_PROBLEM DETAILS:_ Please count the lines below that contain the word "Excel", and reply with that number alone.

_DATASET EXTRACT:_

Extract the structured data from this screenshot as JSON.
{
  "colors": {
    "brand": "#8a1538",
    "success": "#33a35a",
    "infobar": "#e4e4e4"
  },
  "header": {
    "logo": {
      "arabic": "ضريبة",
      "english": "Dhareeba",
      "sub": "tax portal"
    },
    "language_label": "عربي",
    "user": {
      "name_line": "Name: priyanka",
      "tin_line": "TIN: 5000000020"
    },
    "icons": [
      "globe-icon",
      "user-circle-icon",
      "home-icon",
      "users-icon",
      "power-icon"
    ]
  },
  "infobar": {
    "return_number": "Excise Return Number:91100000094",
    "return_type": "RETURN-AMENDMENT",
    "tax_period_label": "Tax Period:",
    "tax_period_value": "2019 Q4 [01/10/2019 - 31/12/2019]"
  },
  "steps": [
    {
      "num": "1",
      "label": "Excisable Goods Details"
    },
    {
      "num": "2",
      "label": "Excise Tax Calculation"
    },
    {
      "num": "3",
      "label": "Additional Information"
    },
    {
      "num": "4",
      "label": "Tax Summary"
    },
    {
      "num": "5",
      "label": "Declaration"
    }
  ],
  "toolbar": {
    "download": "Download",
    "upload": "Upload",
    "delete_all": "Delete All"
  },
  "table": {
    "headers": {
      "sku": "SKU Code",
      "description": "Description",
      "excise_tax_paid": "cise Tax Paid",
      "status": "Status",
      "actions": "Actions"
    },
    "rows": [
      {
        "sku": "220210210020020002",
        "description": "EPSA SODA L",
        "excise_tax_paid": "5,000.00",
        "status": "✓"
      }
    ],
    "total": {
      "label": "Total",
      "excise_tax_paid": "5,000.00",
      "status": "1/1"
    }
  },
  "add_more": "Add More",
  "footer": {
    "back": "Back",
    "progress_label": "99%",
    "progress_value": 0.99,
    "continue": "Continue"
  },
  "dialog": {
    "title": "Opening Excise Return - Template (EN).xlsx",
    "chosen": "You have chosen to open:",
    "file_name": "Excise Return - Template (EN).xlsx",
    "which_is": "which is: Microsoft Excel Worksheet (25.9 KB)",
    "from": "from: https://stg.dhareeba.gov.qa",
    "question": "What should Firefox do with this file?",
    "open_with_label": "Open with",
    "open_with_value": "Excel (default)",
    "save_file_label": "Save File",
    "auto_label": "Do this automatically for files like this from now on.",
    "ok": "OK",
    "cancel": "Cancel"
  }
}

_COMPLETED TASK:_ 2